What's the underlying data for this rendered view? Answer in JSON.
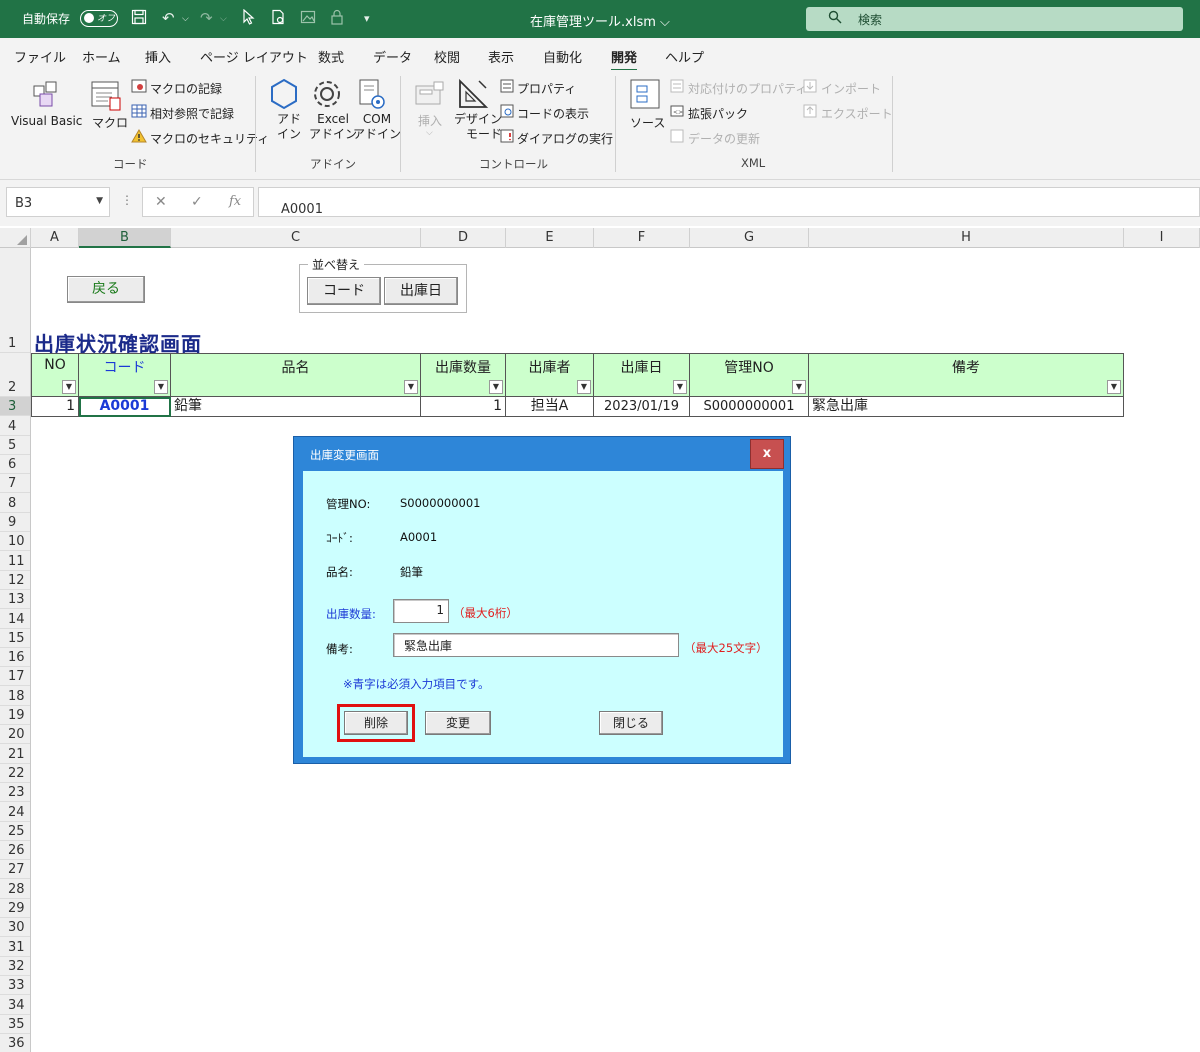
{
  "titlebar": {
    "autosave_label": "自動保存",
    "autosave_state": "オフ",
    "filename": "在庫管理ツール.xlsm",
    "filename_chevron": "⌵",
    "search_placeholder": "検索",
    "accent_color": "#217346"
  },
  "ribbon_tabs": [
    "ファイル",
    "ホーム",
    "挿入",
    "ページ レイアウト",
    "数式",
    "データ",
    "校閲",
    "表示",
    "自動化",
    "開発",
    "ヘルプ"
  ],
  "active_tab": "開発",
  "ribbon": {
    "code": {
      "group_label": "コード",
      "visual_basic": "Visual Basic",
      "macro": "マクロ",
      "record_macro": "マクロの記録",
      "relative_ref": "相対参照で記録",
      "macro_security": "マクロのセキュリティ"
    },
    "addins": {
      "group_label": "アドイン",
      "addin_line1": "アド",
      "addin_line2": "イン",
      "excel_addin_line1": "Excel",
      "excel_addin_line2": "アドイン",
      "com_addin_line1": "COM",
      "com_addin_line2": "アドイン"
    },
    "controls": {
      "group_label": "コントロール",
      "insert": "挿入",
      "design_mode_line1": "デザイン",
      "design_mode_line2": "モード",
      "properties": "プロパティ",
      "view_code": "コードの表示",
      "run_dialog": "ダイアログの実行"
    },
    "xml": {
      "group_label": "XML",
      "source": "ソース",
      "map_properties": "対応付けのプロパティ",
      "expansion_packs": "拡張パック",
      "refresh_data": "データの更新",
      "import": "インポート",
      "export": "エクスポート"
    }
  },
  "formula_bar": {
    "name_box": "B3",
    "fx_label": "fx",
    "cancel_glyph": "✕",
    "enter_glyph": "✓",
    "value": "A0001"
  },
  "columns": [
    "A",
    "B",
    "C",
    "D",
    "E",
    "F",
    "G",
    "H",
    "I"
  ],
  "rows": [
    "1",
    "2",
    "3",
    "4",
    "5",
    "6",
    "7",
    "8",
    "9",
    "10",
    "11",
    "12",
    "13",
    "14",
    "15",
    "16",
    "17",
    "18",
    "19",
    "20",
    "21",
    "22",
    "23",
    "24",
    "25",
    "26",
    "27",
    "28",
    "29",
    "30",
    "31",
    "32",
    "33",
    "34",
    "35",
    "36"
  ],
  "sheet": {
    "back_button": "戻る",
    "sort_group_label": "並べ替え",
    "sort_code_button": "コード",
    "sort_date_button": "出庫日",
    "title": "出庫状況確認画面",
    "headers": [
      "NO",
      "コード",
      "品名",
      "出庫数量",
      "出庫者",
      "出庫日",
      "管理NO",
      "備考"
    ],
    "row": [
      "1",
      "A0001",
      "鉛筆",
      "1",
      "担当A",
      "2023/01/19",
      "S0000000001",
      "緊急出庫"
    ],
    "header_bg": "#ccffcc",
    "title_color": "#1b2a8a"
  },
  "dialog": {
    "title": "出庫変更画面",
    "close_glyph": "x",
    "mgmt_no_label": "管理NO:",
    "mgmt_no_value": "S0000000001",
    "code_label": "ｺｰﾄﾞ:",
    "code_value": "A0001",
    "item_label": "品名:",
    "item_value": "鉛筆",
    "qty_label": "出庫数量:",
    "qty_value": "1",
    "qty_hint": "（最大6桁）",
    "note_label": "備考:",
    "note_value": "緊急出庫",
    "note_hint": "（最大25文字）",
    "required_note": "※青字は必須入力項目です。",
    "delete_button": "削除",
    "change_button": "変更",
    "close_button": "閉じる",
    "bg_color": "#ccffff",
    "frame_color": "#2e86d8"
  }
}
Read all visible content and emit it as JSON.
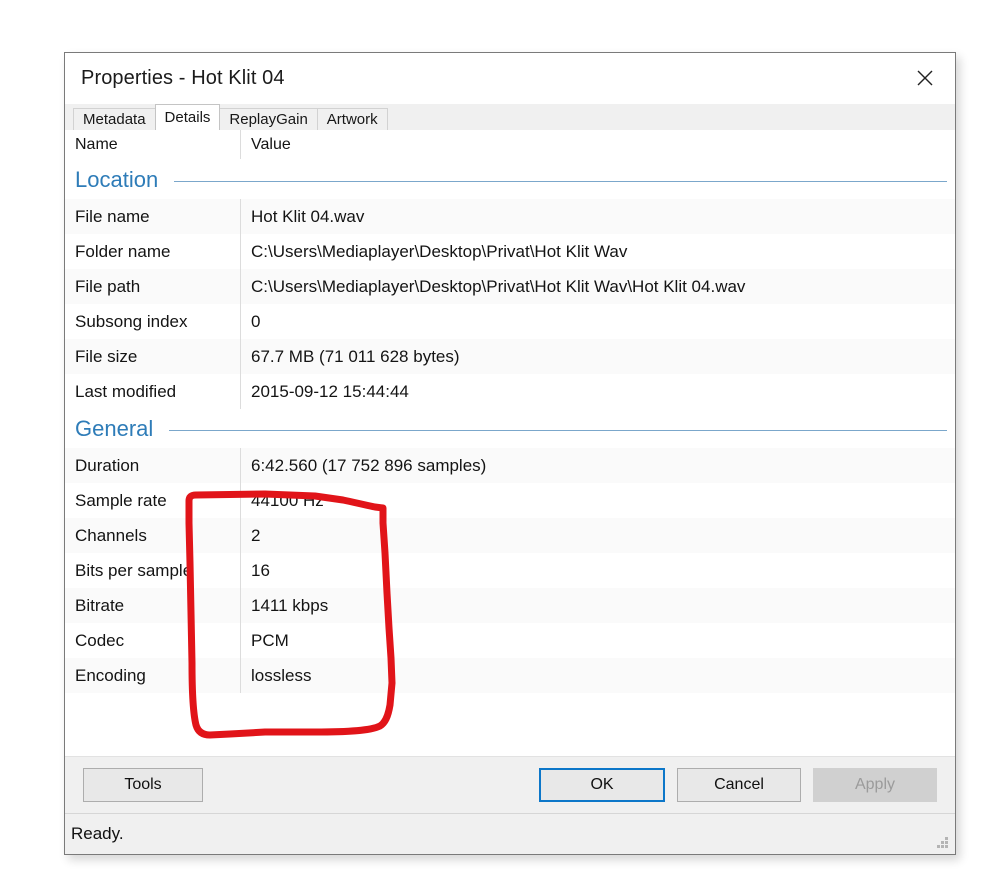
{
  "window": {
    "title": "Properties - Hot Klit 04",
    "close_icon": "close-icon"
  },
  "tabs": [
    {
      "label": "Metadata",
      "active": false
    },
    {
      "label": "Details",
      "active": true
    },
    {
      "label": "ReplayGain",
      "active": false
    },
    {
      "label": "Artwork",
      "active": false
    }
  ],
  "columns": {
    "name": "Name",
    "value": "Value"
  },
  "sections": [
    {
      "title": "Location",
      "rows": [
        {
          "name": "File name",
          "value": "Hot Klit 04.wav"
        },
        {
          "name": "Folder name",
          "value": "C:\\Users\\Mediaplayer\\Desktop\\Privat\\Hot Klit Wav"
        },
        {
          "name": "File path",
          "value": "C:\\Users\\Mediaplayer\\Desktop\\Privat\\Hot Klit Wav\\Hot Klit 04.wav"
        },
        {
          "name": "Subsong index",
          "value": "0"
        },
        {
          "name": "File size",
          "value": "67.7 MB (71 011 628 bytes)"
        },
        {
          "name": "Last modified",
          "value": "2015-09-12 15:44:44"
        }
      ]
    },
    {
      "title": "General",
      "rows": [
        {
          "name": "Duration",
          "value": "6:42.560 (17 752 896 samples)"
        },
        {
          "name": "Sample rate",
          "value": "44100 Hz"
        },
        {
          "name": "Channels",
          "value": "2"
        },
        {
          "name": "Bits per sample",
          "value": "16"
        },
        {
          "name": "Bitrate",
          "value": "1411 kbps"
        },
        {
          "name": "Codec",
          "value": "PCM"
        },
        {
          "name": "Encoding",
          "value": "lossless"
        }
      ]
    }
  ],
  "buttons": {
    "tools": "Tools",
    "ok": "OK",
    "cancel": "Cancel",
    "apply": "Apply"
  },
  "statusbar": {
    "text": "Ready.",
    "grip_icon": "resize-grip-icon"
  },
  "annotation": {
    "type": "freehand-circle",
    "color": "#e11419",
    "encloses": "Sample rate through Encoding values"
  },
  "colors": {
    "section_title": "#2e7cb8",
    "section_rule": "#7ba7cb",
    "focus_ring": "#0d77c9",
    "annotation_red": "#e11419",
    "window_border": "#7a7a7a",
    "chrome": "#f0f0f0"
  }
}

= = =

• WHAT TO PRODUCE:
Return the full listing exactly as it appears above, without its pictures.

• RESPONSE TO THIS EXERCISE:
What's the underlying data for this rendered view? Answer in JSON.
{
  "titlebar": {
    "autosave_label": "自動保存",
    "autosave_state": "オフ",
    "filename": "在庫管理ツール.xlsm",
    "filename_chevron": "⌵",
    "search_placeholder": "検索",
    "accent_color": "#217346"
  },
  "ribbon_tabs": [
    "ファイル",
    "ホーム",
    "挿入",
    "ページ レイアウト",
    "数式",
    "データ",
    "校閲",
    "表示",
    "自動化",
    "開発",
    "ヘルプ"
  ],
  "active_tab": "開発",
  "ribbon": {
    "code": {
      "group_label": "コード",
      "visual_basic": "Visual Basic",
      "macro": "マクロ",
      "record_macro": "マクロの記録",
      "relative_ref": "相対参照で記録",
      "macro_security": "マクロのセキュリティ"
    },
    "addins": {
      "group_label": "アドイン",
      "addin_line1": "アド",
      "addin_line2": "イン",
      "excel_addin_line1": "Excel",
      "excel_addin_line2": "アドイン",
      "com_addin_line1": "COM",
      "com_addin_line2": "アドイン"
    },
    "controls": {
      "group_label": "コントロール",
      "insert": "挿入",
      "design_mode_line1": "デザイン",
      "design_mode_line2": "モード",
      "properties": "プロパティ",
      "view_code": "コードの表示",
      "run_dialog": "ダイアログの実行"
    },
    "xml": {
      "group_label": "XML",
      "source": "ソース",
      "map_properties": "対応付けのプロパティ",
      "expansion_packs": "拡張パック",
      "refresh_data": "データの更新",
      "import": "インポート",
      "export": "エクスポート"
    }
  },
  "formula_bar": {
    "name_box": "B3",
    "fx_label": "fx",
    "cancel_glyph": "✕",
    "enter_glyph": "✓",
    "value": "A0001"
  },
  "columns": [
    "A",
    "B",
    "C",
    "D",
    "E",
    "F",
    "G",
    "H",
    "I"
  ],
  "rows": [
    "1",
    "2",
    "3",
    "4",
    "5",
    "6",
    "7",
    "8",
    "9",
    "10",
    "11",
    "12",
    "13",
    "14",
    "15",
    "16",
    "17",
    "18",
    "19",
    "20",
    "21",
    "22",
    "23",
    "24",
    "25",
    "26",
    "27",
    "28",
    "29",
    "30",
    "31",
    "32",
    "33",
    "34",
    "35",
    "36"
  ],
  "sheet": {
    "back_button": "戻る",
    "sort_group_label": "並べ替え",
    "sort_code_button": "コード",
    "sort_date_button": "出庫日",
    "title": "出庫状況確認画面",
    "headers": [
      "NO",
      "コード",
      "品名",
      "出庫数量",
      "出庫者",
      "出庫日",
      "管理NO",
      "備考"
    ],
    "row": [
      "1",
      "A0001",
      "鉛筆",
      "1",
      "担当A",
      "2023/01/19",
      "S0000000001",
      "緊急出庫"
    ],
    "header_bg": "#ccffcc",
    "title_color": "#1b2a8a"
  },
  "dialog": {
    "title": "出庫変更画面",
    "close_glyph": "x",
    "mgmt_no_label": "管理NO:",
    "mgmt_no_value": "S0000000001",
    "code_label": "ｺｰﾄﾞ:",
    "code_value": "A0001",
    "item_label": "品名:",
    "item_value": "鉛筆",
    "qty_label": "出庫数量:",
    "qty_value": "1",
    "qty_hint": "（最大6桁）",
    "note_label": "備考:",
    "note_value": "緊急出庫",
    "note_hint": "（最大25文字）",
    "required_note": "※青字は必須入力項目です。",
    "delete_button": "削除",
    "change_button": "変更",
    "close_button": "閉じる",
    "bg_color": "#ccffff",
    "frame_color": "#2e86d8"
  }
}
Read all visible content and emit it as JSON.
{
  "window": {
    "title": "Properties - Hot Klit 04",
    "close_icon": "close-icon"
  },
  "tabs": [
    {
      "label": "Metadata",
      "active": false
    },
    {
      "label": "Details",
      "active": true
    },
    {
      "label": "ReplayGain",
      "active": false
    },
    {
      "label": "Artwork",
      "active": false
    }
  ],
  "columns": {
    "name": "Name",
    "value": "Value"
  },
  "sections": [
    {
      "title": "Location",
      "rows": [
        {
          "name": "File name",
          "value": "Hot Klit 04.wav"
        },
        {
          "name": "Folder name",
          "value": "C:\\Users\\Mediaplayer\\Desktop\\Privat\\Hot Klit Wav"
        },
        {
          "name": "File path",
          "value": "C:\\Users\\Mediaplayer\\Desktop\\Privat\\Hot Klit Wav\\Hot Klit 04.wav"
        },
        {
          "name": "Subsong index",
          "value": "0"
        },
        {
          "name": "File size",
          "value": "67.7 MB (71 011 628 bytes)"
        },
        {
          "name": "Last modified",
          "value": "2015-09-12 15:44:44"
        }
      ]
    },
    {
      "title": "General",
      "rows": [
        {
          "name": "Duration",
          "value": "6:42.560 (17 752 896 samples)"
        },
        {
          "name": "Sample rate",
          "value": "44100 Hz"
        },
        {
          "name": "Channels",
          "value": "2"
        },
        {
          "name": "Bits per sample",
          "value": "16"
        },
        {
          "name": "Bitrate",
          "value": "1411 kbps"
        },
        {
          "name": "Codec",
          "value": "PCM"
        },
        {
          "name": "Encoding",
          "value": "lossless"
        }
      ]
    }
  ],
  "buttons": {
    "tools": "Tools",
    "ok": "OK",
    "cancel": "Cancel",
    "apply": "Apply"
  },
  "statusbar": {
    "text": "Ready.",
    "grip_icon": "resize-grip-icon"
  },
  "annotation": {
    "type": "freehand-circle",
    "color": "#e11419",
    "encloses": "Sample rate through Encoding values"
  },
  "colors": {
    "section_title": "#2e7cb8",
    "section_rule": "#7ba7cb",
    "focus_ring": "#0d77c9",
    "annotation_red": "#e11419",
    "window_border": "#7a7a7a",
    "chrome": "#f0f0f0"
  }
}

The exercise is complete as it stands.